The word “meticulous” comes to mind whenever I'm describing Majid Mahjoub's’ extra virgin olive oil, made on his century-old estate in Tunisia.
The attention to detail starts with the trees and olives. All the olives for his oil are grown organically without irrigation—a step that, while risky, makes for more intensely flavored fruit. All the olives are picked by hand. It’s labor intensive work but better for the olives than mechanical means, which can often damage and bruise the fruit. The harvested olives are moved quickly to their stone mill and pressed within hours of harvest, which makes for a better, longer lasting oil.
It's at the pressing stage where even greater care is taken, where processes that have fallen out of use are still employed. The olives are crushed by granite stones that, though they are the method used to make oil for thousands of years, are almost extinct today, replaced by continuous press machines and hydraulic screw presses.

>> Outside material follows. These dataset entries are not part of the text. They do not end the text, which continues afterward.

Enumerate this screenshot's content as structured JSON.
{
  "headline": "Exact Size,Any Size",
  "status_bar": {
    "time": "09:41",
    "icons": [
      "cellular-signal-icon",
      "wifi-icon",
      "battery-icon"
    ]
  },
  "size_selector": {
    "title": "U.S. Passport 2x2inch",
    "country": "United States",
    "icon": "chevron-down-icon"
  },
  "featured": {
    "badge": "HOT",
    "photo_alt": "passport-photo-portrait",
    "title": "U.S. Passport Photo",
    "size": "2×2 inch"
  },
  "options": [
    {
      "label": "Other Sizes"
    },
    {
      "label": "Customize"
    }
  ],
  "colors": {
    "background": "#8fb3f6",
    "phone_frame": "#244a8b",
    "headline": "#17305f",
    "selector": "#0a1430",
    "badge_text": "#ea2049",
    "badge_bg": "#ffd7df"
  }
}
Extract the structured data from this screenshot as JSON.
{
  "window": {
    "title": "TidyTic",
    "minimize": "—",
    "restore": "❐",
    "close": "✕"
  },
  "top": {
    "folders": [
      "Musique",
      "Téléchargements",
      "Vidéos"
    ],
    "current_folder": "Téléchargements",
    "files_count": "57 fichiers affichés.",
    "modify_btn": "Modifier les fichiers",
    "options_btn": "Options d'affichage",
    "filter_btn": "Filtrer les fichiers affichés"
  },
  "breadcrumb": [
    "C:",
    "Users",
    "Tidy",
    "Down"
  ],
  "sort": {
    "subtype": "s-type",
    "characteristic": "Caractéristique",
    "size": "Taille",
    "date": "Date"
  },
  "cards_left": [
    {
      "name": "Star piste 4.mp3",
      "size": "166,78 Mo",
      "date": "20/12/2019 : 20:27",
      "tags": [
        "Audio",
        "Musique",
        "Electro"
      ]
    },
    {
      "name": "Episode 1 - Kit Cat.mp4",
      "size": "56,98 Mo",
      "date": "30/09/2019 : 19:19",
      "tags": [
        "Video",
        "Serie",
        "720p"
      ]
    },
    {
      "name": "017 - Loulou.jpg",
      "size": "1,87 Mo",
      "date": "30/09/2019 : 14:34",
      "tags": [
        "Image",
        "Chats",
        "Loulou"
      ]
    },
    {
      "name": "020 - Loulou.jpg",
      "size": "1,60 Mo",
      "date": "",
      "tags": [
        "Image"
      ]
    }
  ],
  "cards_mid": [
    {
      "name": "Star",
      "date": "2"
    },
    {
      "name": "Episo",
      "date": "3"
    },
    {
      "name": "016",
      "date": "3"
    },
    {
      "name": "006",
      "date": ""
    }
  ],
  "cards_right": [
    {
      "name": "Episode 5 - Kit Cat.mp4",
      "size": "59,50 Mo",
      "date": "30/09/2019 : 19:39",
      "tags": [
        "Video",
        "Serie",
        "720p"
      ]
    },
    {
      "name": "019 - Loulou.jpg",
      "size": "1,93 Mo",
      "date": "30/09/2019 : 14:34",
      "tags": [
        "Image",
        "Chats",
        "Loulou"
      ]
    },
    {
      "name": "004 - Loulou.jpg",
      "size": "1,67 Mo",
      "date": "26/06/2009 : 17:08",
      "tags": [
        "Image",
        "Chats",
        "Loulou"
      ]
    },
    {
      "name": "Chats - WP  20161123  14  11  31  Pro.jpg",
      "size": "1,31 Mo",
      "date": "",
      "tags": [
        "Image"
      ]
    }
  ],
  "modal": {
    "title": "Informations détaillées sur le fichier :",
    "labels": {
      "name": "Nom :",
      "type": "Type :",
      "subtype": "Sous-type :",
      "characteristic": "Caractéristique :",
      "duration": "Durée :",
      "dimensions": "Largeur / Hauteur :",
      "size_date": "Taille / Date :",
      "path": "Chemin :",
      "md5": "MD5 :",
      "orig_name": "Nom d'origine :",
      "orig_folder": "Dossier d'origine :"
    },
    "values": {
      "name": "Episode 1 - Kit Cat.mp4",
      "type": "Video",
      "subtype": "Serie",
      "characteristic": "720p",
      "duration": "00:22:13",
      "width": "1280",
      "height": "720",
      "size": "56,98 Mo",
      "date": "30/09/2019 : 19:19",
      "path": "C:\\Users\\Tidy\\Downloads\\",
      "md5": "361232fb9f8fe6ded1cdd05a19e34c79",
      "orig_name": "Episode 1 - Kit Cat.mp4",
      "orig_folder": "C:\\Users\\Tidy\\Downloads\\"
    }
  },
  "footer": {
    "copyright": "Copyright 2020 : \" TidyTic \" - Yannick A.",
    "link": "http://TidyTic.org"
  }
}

The olive paste is spread by hand, not machine.
And finally the water that's part of the output from pressing is skimmed off the top by hand, not separated mechanically by centrifuge. This ancient method, ladling one scoop of water at a time, is called fui. It is almost never done today. In fact, I've been to dozens of oilmakers over the last two decades and never seen it once. Majid thinks it adds a subtlety to his oil, though he comments on it in unsubtle terms. "This oil is not extra virgin. It’s immaculate conception."
Last but not least, it's important to note that the primary olive varietal Majid grows, Chetoui, is known for its ability to blend with other foods. Since olive oil is used in almost everything Majid makes and eats, he looks for flavors that meld, not overwhelm. He describes his search as one for "olive oil with a subtle personality. I don’t want oil that imposes itself.”
All this care may sound like a mechanic raving about what's under the hood of a car. Who cares? How does the car drive? How does the olive oil taste? The latest pressing, picked in 2012, smells to me like yeasty rising bread dough. The texture is silky. The flavor starts buttery and nutty, quickly builds to a strong bitterness, and has a lingering peppery finish that sneaks up on you.
Great for everyday cooking. Its flavors work in all sorts of dishes, so don't be afraid to use it liberally.